- WHAT YOU ARE ASKED TO DO -
Tell how many lines in these records contain the string "notice", with only the number as the reply.

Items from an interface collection
--------------------------------
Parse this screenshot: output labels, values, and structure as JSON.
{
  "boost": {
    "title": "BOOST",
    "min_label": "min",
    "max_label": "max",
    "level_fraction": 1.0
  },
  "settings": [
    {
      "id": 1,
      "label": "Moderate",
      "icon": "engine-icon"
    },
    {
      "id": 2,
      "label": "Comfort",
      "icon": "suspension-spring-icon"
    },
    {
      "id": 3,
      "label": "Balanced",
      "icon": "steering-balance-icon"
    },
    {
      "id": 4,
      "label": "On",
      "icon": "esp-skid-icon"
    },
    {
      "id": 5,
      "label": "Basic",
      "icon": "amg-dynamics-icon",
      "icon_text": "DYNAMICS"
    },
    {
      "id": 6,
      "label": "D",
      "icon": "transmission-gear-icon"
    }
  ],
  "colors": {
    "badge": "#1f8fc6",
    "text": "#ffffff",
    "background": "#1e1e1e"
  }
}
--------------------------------
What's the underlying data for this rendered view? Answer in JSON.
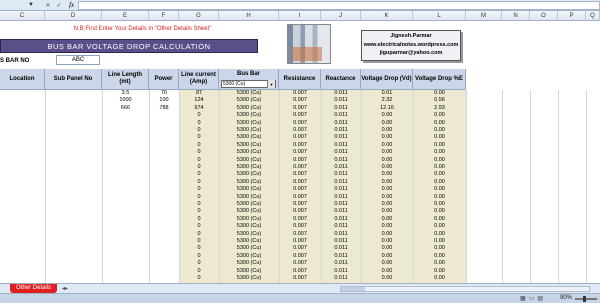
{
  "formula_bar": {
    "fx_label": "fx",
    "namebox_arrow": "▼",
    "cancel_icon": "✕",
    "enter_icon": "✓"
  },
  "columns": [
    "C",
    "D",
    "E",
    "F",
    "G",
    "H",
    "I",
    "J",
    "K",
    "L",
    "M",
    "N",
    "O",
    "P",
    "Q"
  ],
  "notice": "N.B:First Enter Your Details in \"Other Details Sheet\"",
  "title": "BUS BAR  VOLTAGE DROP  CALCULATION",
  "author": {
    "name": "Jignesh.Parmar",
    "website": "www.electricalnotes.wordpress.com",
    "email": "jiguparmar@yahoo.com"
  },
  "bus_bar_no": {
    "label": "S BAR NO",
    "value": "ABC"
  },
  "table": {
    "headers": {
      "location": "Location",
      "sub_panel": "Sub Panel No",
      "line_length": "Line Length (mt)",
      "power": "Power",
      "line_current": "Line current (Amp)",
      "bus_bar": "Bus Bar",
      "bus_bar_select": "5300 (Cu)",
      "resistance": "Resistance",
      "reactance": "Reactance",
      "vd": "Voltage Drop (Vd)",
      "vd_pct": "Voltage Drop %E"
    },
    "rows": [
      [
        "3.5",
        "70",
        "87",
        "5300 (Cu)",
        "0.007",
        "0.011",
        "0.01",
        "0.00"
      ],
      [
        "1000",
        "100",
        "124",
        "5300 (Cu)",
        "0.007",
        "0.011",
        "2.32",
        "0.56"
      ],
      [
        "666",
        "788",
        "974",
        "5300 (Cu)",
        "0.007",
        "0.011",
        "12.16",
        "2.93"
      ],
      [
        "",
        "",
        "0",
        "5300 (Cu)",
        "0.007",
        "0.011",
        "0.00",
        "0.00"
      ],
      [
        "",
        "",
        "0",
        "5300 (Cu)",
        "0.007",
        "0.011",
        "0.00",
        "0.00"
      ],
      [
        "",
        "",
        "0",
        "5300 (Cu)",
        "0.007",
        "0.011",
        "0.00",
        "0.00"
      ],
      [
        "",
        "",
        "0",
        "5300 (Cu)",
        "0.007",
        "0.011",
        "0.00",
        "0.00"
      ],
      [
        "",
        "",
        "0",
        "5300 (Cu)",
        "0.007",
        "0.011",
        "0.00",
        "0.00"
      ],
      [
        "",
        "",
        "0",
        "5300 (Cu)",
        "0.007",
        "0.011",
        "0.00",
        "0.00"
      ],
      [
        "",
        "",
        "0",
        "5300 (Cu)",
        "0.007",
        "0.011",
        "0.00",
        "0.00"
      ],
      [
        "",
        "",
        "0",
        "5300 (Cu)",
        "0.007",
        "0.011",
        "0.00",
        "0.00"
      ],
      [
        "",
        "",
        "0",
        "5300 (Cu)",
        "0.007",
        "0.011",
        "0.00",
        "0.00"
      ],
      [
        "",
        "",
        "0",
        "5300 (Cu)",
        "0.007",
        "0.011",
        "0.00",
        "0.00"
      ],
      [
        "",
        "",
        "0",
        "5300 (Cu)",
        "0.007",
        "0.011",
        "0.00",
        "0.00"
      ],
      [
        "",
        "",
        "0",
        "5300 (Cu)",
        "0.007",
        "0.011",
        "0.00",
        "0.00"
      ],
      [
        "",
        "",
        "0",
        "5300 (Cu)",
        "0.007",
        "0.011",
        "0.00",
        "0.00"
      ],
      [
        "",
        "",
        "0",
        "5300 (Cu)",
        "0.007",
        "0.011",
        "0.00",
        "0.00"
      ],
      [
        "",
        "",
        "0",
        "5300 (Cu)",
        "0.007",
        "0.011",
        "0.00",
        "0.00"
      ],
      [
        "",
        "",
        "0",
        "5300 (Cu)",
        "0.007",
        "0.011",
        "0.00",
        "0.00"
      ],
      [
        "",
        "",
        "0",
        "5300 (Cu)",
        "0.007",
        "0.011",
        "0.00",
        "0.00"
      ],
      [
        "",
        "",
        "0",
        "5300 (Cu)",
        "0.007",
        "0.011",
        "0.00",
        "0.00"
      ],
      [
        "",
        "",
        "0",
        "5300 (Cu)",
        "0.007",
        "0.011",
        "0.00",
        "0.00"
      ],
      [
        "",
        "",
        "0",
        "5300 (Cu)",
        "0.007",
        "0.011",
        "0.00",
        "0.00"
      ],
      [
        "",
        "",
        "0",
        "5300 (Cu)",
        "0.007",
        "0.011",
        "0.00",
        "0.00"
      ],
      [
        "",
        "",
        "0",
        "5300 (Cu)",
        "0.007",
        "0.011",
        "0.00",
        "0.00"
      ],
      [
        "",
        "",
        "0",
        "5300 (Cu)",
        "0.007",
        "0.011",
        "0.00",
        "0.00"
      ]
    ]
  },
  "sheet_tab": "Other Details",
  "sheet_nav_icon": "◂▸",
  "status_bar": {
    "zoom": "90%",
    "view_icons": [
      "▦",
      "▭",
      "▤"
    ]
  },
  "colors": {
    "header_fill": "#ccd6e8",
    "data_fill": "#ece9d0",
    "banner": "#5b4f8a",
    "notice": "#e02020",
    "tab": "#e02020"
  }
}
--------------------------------
- WRITTEN REPLY -
2